▸ **WHAT YOU NEED TO DO**:
Look through the data below. Collect every line where the word "localhost" occurs.

▸ **EXERCISE DATA**:
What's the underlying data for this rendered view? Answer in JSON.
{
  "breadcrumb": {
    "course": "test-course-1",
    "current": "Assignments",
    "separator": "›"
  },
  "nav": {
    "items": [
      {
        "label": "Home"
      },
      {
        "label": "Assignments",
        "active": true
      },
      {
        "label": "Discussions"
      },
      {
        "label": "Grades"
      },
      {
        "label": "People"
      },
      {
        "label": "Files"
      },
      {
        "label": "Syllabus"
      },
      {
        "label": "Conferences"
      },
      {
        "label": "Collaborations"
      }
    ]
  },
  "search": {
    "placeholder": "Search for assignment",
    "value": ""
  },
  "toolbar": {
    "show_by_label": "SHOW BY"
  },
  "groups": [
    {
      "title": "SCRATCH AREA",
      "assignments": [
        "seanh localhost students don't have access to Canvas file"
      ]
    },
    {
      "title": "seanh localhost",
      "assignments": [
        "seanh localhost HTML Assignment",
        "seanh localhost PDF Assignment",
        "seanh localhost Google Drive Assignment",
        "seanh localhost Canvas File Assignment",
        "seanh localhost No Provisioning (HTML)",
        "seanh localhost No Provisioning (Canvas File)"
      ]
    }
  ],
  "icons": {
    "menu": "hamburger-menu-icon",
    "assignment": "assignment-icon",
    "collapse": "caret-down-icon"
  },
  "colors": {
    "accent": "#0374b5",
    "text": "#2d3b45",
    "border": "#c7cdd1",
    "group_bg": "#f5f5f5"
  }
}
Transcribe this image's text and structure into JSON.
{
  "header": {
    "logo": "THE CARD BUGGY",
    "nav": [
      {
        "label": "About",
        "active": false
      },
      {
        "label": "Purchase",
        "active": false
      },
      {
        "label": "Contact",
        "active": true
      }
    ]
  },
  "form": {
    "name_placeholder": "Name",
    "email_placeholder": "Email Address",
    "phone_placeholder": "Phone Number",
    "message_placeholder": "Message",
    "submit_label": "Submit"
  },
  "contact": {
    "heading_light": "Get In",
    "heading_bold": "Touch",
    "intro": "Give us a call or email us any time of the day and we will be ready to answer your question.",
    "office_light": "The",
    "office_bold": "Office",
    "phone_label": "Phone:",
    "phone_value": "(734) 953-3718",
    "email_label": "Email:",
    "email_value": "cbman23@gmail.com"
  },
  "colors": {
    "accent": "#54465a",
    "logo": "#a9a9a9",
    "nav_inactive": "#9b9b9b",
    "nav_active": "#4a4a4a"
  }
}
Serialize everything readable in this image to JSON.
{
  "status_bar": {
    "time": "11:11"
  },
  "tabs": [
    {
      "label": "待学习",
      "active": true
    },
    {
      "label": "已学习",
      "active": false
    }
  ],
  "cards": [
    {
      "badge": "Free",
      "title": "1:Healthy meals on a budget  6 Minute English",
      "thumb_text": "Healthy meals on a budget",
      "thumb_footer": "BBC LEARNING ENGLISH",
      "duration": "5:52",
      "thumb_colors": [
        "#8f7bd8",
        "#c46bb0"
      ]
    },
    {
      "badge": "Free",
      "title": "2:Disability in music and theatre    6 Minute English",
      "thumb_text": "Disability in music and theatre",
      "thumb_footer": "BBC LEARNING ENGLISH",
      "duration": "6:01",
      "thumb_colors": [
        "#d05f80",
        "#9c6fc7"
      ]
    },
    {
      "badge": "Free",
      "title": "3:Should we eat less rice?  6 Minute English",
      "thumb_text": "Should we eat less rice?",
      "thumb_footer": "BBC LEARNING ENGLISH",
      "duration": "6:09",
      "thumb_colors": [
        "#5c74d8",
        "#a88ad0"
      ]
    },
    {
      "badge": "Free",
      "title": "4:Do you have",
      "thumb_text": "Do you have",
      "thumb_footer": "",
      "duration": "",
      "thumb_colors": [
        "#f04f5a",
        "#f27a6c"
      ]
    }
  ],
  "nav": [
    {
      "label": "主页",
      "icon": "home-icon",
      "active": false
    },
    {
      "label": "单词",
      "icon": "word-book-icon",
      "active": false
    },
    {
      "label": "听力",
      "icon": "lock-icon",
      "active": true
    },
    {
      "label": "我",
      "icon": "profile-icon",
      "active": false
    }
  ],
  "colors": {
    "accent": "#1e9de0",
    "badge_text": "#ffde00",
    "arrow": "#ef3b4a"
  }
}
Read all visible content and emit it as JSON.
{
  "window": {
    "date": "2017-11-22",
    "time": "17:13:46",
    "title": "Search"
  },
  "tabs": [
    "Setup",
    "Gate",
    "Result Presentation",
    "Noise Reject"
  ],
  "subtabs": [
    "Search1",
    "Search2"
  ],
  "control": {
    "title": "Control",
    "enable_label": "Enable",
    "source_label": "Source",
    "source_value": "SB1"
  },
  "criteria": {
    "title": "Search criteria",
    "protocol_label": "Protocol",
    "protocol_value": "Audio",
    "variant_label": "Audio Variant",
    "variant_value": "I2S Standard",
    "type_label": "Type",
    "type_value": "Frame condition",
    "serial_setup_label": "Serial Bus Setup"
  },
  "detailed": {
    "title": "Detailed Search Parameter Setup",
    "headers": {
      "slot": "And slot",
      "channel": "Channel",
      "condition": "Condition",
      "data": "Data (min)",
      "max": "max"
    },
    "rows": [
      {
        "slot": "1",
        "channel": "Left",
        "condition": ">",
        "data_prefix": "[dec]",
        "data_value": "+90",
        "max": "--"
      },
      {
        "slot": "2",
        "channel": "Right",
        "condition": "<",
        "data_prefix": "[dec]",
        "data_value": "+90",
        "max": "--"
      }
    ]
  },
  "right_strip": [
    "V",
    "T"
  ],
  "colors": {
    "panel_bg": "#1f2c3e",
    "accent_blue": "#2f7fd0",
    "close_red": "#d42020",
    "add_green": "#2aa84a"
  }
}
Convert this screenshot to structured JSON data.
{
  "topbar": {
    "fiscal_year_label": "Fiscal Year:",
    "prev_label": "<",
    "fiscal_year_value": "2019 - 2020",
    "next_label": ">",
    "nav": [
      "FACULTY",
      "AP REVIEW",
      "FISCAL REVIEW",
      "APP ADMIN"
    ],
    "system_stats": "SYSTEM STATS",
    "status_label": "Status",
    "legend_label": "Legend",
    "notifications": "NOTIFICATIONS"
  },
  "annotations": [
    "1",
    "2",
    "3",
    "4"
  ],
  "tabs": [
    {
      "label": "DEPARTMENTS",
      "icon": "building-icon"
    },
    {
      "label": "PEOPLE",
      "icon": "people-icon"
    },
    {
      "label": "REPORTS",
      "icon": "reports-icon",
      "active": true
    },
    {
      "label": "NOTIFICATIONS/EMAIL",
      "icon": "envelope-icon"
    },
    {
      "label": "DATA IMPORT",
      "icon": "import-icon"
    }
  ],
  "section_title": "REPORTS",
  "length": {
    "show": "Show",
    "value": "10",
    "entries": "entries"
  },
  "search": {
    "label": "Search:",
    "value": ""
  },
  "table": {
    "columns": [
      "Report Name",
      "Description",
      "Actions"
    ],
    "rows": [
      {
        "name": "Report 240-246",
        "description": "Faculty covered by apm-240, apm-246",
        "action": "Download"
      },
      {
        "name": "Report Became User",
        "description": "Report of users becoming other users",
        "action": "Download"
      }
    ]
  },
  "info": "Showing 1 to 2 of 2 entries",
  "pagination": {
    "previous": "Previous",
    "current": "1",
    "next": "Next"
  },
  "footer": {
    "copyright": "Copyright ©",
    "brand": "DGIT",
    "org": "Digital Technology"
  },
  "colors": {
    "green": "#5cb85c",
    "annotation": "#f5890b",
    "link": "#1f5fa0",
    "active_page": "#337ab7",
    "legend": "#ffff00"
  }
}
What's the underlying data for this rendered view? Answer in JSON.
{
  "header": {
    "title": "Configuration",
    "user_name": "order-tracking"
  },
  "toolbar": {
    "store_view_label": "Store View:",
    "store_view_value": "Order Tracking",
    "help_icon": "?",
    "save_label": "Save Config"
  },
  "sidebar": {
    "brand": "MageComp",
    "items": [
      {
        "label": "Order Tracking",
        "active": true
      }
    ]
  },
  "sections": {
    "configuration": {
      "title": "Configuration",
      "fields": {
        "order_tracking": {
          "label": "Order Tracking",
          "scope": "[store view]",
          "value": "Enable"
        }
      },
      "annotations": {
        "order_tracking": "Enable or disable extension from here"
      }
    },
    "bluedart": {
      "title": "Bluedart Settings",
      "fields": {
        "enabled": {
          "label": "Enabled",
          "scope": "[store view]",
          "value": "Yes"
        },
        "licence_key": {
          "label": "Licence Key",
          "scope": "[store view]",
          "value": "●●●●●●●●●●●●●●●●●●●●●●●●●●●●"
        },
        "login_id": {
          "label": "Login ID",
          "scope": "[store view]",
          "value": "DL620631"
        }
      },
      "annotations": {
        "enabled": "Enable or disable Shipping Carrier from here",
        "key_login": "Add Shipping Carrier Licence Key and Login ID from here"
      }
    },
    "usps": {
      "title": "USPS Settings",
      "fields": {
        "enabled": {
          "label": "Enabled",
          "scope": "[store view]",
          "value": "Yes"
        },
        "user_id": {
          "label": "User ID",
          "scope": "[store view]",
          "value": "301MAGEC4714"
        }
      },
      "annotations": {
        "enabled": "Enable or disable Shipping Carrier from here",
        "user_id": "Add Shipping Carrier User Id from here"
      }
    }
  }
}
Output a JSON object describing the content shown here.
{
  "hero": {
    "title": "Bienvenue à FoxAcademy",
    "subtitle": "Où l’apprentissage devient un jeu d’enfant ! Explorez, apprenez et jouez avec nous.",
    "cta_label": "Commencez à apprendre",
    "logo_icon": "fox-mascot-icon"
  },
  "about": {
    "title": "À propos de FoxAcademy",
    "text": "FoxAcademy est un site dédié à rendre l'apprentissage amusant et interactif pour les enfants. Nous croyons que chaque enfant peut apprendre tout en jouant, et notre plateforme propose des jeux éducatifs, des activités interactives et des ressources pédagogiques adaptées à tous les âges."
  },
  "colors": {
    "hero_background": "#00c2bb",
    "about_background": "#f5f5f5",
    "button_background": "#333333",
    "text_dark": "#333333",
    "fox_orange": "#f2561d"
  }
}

▸ **ANSWER TO THIS PROBLEM**:
        "seanh localhost students don't have access to Canvas file"
      "title": "seanh localhost",
        "seanh localhost HTML Assignment",
        "seanh localhost PDF Assignment",
        "seanh localhost Google Drive Assignment",
        "seanh localhost Canvas File Assignment",
        "seanh localhost No Provisioning (HTML)",
        "seanh localhost No Provisioning (Canvas File)"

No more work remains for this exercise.